I love how a video on “How to replace a home alarm battery” wasn’t actually about that, but about shilling your website’s search tool feature, and some extraneous information that no one actually cares about. You didn’t even actually show “how to replace home alarm battery”. Downvoted.

Oursaibaba says

I have changed my alarm battery, but the problem still persist, triggering the alarm once a while in couple of days, until I just press any random button.. Please help.

Matthew Pavao says

+Oursaibaba

I have this same problem as well.

Matthew Pavao says

+Matthew Pavao

Did you ever solve it?

AintBigAintClever says

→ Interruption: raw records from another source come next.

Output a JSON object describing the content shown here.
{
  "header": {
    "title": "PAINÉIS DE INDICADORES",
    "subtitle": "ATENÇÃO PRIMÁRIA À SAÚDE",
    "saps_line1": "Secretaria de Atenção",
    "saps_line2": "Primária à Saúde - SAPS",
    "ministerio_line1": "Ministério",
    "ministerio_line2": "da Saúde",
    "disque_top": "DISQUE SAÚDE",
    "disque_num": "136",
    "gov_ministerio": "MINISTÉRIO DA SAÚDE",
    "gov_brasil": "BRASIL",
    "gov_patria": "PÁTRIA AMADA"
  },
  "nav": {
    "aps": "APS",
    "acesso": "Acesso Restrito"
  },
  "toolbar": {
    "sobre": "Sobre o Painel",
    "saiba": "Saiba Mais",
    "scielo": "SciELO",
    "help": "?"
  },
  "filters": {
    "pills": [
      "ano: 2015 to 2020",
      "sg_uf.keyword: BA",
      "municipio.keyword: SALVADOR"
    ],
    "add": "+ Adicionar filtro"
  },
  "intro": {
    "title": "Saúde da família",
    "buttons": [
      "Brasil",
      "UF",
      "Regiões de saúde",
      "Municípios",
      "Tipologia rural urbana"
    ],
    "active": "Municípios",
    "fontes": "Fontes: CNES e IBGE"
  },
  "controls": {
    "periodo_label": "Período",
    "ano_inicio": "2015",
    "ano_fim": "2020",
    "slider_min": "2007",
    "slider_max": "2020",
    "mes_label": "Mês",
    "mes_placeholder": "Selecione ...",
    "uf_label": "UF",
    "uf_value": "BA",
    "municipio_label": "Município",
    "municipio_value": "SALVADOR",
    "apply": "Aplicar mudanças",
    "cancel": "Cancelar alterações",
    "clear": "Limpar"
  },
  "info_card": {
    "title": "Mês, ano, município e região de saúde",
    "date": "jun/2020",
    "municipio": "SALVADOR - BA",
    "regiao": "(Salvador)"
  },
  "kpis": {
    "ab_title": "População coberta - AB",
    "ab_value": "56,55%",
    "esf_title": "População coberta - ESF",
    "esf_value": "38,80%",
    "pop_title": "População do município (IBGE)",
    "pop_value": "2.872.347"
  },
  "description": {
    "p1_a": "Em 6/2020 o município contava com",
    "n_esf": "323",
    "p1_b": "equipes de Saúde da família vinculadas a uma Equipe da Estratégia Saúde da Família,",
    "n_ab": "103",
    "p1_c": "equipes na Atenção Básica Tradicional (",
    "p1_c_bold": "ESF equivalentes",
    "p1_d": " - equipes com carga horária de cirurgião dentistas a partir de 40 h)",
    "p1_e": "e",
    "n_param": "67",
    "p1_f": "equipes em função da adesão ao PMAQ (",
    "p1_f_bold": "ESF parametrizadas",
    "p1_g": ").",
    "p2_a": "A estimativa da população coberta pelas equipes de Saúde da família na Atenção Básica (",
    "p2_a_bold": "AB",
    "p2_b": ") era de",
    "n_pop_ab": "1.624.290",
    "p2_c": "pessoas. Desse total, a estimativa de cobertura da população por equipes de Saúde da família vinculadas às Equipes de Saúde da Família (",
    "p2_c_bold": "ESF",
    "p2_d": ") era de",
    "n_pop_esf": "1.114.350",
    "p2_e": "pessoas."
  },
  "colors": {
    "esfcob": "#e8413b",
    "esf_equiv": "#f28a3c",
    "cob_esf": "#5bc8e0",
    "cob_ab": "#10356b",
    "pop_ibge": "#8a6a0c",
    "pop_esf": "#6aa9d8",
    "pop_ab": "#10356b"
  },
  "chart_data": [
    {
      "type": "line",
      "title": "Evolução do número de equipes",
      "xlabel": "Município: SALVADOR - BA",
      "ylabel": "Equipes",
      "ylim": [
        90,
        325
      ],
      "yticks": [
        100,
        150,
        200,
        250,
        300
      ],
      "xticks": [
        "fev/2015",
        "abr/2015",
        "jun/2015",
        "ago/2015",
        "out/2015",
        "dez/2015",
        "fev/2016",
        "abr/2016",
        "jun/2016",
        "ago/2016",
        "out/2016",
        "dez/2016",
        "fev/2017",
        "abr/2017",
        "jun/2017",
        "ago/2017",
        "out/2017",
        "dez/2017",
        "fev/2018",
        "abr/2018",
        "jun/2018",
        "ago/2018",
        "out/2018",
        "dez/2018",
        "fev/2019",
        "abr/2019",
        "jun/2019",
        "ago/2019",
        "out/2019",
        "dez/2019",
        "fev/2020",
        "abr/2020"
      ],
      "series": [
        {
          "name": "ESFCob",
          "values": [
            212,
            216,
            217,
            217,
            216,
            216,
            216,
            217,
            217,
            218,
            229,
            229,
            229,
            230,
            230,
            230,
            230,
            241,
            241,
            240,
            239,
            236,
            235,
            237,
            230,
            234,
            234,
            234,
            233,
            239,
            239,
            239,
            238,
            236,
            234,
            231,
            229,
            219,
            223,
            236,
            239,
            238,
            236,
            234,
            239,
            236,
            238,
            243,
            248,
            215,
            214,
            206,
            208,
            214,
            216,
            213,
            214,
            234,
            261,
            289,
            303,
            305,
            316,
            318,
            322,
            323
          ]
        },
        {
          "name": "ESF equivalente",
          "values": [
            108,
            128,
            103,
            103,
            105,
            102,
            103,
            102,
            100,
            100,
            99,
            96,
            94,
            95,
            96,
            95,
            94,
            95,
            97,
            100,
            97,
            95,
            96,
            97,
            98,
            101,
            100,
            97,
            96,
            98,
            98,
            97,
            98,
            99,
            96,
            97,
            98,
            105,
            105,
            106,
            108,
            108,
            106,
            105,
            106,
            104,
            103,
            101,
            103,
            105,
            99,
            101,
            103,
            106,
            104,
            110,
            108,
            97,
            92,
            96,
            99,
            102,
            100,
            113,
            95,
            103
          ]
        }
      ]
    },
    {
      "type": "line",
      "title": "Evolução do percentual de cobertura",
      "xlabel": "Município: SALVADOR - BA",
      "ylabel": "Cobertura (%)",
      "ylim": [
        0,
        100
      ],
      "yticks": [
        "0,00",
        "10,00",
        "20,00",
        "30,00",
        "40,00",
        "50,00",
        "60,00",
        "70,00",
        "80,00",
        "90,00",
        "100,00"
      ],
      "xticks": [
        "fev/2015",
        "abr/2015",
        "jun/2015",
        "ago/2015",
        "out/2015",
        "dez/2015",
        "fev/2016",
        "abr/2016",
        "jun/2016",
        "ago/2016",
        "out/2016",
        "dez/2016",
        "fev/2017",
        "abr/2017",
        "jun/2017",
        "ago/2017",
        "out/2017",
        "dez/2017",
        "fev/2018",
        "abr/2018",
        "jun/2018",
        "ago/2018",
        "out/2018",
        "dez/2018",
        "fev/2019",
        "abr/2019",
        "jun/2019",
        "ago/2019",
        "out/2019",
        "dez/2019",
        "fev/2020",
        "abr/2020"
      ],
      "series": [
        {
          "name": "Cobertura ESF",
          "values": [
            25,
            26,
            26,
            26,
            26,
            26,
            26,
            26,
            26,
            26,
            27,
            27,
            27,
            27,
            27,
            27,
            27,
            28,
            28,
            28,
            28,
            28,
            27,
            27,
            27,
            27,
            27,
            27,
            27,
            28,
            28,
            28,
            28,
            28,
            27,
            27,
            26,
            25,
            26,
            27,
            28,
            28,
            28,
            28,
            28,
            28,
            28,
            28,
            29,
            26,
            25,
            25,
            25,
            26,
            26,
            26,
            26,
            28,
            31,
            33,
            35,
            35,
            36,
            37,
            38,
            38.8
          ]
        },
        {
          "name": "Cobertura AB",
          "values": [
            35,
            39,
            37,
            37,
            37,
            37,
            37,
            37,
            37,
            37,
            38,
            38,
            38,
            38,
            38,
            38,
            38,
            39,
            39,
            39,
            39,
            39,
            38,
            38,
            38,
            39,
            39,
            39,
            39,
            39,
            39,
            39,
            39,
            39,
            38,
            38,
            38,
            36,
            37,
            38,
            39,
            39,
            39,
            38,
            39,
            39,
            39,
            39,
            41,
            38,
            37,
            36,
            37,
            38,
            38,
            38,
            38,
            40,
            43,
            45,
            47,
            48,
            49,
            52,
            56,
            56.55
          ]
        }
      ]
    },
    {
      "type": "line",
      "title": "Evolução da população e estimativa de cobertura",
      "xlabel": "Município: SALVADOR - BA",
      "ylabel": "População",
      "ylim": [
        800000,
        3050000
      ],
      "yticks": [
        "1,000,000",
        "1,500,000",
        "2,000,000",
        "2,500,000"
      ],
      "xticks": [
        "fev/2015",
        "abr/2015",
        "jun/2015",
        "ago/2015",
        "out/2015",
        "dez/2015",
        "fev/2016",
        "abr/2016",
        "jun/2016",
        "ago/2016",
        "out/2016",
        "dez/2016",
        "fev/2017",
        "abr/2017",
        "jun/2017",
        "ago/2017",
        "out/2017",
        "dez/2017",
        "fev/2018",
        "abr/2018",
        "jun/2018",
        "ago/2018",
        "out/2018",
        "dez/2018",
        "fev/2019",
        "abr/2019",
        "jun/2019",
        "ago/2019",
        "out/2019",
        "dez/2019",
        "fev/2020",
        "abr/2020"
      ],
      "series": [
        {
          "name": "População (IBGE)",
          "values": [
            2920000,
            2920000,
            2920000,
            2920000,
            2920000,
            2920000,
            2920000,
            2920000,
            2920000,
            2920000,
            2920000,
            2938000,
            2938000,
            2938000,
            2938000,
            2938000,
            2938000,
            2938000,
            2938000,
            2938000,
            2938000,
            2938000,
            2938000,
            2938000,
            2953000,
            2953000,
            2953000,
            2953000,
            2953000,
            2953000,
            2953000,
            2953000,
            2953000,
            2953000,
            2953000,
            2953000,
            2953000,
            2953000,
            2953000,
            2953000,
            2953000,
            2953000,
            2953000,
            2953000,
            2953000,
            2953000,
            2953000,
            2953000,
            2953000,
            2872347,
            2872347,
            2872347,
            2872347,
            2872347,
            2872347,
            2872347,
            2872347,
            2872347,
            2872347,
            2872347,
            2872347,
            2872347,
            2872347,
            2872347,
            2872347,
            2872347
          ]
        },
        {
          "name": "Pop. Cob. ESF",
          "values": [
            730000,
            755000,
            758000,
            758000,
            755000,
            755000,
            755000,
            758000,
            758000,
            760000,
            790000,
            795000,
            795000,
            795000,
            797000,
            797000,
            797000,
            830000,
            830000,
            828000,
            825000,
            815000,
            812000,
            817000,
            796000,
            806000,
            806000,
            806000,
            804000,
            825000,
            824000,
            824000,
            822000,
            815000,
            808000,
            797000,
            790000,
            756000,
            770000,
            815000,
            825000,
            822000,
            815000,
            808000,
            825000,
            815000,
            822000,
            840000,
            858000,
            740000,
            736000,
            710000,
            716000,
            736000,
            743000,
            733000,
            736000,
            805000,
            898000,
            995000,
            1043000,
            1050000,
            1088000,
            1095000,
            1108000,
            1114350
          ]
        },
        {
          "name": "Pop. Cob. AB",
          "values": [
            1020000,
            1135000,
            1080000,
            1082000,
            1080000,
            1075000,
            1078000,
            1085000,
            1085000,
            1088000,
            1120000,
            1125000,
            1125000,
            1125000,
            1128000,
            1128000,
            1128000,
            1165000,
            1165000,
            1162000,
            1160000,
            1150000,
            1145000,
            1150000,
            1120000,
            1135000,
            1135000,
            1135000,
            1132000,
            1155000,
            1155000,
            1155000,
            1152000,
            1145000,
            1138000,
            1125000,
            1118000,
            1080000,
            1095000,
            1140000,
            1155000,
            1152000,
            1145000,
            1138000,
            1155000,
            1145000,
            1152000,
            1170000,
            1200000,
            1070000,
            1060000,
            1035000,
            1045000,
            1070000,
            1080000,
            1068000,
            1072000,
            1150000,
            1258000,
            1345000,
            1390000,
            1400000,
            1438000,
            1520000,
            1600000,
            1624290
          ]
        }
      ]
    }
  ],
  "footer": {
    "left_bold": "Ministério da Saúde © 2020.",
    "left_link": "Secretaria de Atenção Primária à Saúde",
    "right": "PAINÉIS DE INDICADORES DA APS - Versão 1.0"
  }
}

Ah = amp-hours, not amps. Short out a 7Ah battery and you’ll get a damned sight more than 7 amps!

Ignoring Peukert’s law for a moment, a 7 Ah battery will put out 7 amps for 1 hour, 1 amp for 7 hours, half an amp for 14 hours, and so on.

When you brink Peukert’s law into play you find the Ah rating is typically based on 20 hours, so it’ll put out about 300mA for 20 hours. The higher the current draw, the lower the capacity (so you’ll get more than 7Ah if you draw less than 300mA, less than 7Ah if you draw more than 300mA).

Also, as zx3zx4 pointed out, the formula is wrong. Using your formula (1.39Ah per hour) results in 1.39×24 = 33.36Ah for 24 hours’ runtime, even though the panel states 17.2Ah will do. The correct multiplier to use in the formula would be 0.717Ah per hour.

Dan Hansen says

Good info to know if (like me) you inherited one of these systems when you bought the house and were not involved in the original purchase or installation. Sure, replacing a battery is not difficult, but it is nice to have the basic info about what to look for easily available.

Ite Laird says

This is one of the few videos that explains the need to pay attention to the F1 or F2 size clip. Thanks for pointing that out, so I could order the correct replacement.

Okaythen001 says

when I change the battery do I need to unplug the power? anything I shoudl watch out for?

Alarm Tech911 says

don’t let the battery terminals touch each other or the metal box. i recommend that u unplug it from the AC first

TGP Fire and Security says

+Okaythen001 Its the safest way but once you unplug the battery with the mains off, it will trigger the external siren.

Rick Baartman says

Beware. Math in this vid is incorrect, as others have noted. Here’s a simple way to do it correctly. The total charge in a battery is in Amp-hours (or Ah for short), not Amps as the presenter keeps saying. It is a current times the time the current is drawn. To get Amps from Amp-hours, divide the charge by time. So .6A drawn from a 17.2Ah battery will last 17.2Ah/0.6A=28.7hours. Pay attention to the units: the Amp in Amp-hours cancels the Amp in the denominator leaving Hours. Another: Want the 17.2Ah battery to last 24h. How many Amps drawn? 17.2Ah/24h. Hours cancel, leaving the Amps; it is 0.72A.

Barbara Harkness says

This was a good video on how to determine which replacement battery to purchase, however there are no instructions given for actually replacing the battery. Title is misleading.

stormsigma says

I love how a video on “How to replace a home alarm battery” wasn’t actually about that, but about shilling your website’s search tool feature, and some extraneous information that no one actually cares about. You didn’t even actually show “how to replace home alarm battery”. Downvoted.